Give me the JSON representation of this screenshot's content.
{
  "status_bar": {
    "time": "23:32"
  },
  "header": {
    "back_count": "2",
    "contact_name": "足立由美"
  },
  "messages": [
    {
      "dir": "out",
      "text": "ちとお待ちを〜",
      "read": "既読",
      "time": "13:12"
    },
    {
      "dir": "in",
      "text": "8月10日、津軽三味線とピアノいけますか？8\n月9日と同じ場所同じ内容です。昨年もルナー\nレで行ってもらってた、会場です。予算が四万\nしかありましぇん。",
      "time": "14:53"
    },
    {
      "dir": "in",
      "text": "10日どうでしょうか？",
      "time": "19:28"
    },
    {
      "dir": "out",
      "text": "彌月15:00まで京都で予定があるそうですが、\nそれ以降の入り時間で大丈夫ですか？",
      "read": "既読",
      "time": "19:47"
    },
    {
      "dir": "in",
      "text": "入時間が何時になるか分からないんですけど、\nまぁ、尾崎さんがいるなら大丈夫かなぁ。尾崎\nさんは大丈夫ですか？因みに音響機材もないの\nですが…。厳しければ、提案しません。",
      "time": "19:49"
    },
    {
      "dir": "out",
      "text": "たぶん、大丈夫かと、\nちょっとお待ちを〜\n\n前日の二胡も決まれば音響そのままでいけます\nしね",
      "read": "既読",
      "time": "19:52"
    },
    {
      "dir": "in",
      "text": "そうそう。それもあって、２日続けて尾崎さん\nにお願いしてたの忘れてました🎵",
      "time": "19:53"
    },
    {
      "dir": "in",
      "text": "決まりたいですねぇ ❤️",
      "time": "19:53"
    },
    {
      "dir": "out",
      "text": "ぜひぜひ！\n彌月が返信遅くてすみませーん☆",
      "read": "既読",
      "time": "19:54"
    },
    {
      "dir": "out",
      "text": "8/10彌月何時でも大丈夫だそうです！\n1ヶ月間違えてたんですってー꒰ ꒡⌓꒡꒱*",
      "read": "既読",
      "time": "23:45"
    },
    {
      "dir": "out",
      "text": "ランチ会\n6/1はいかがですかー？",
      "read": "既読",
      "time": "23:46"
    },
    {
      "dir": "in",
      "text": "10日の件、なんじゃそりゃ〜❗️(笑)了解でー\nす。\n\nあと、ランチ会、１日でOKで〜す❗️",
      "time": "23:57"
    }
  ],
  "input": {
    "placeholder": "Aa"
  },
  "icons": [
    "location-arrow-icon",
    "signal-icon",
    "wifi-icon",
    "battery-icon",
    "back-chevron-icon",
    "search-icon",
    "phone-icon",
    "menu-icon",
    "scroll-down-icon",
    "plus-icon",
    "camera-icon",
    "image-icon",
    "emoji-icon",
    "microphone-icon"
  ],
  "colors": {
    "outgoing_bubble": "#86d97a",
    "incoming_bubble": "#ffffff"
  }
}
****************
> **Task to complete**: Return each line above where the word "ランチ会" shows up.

> **Solution**:
      "text": "ランチ会\n6/1はいかがですかー？",
      "text": "10日の件、なんじゃそりゃ〜❗️(笑)了解でー\nす。\n\nあと、ランチ会、１日でOKで〜す❗️",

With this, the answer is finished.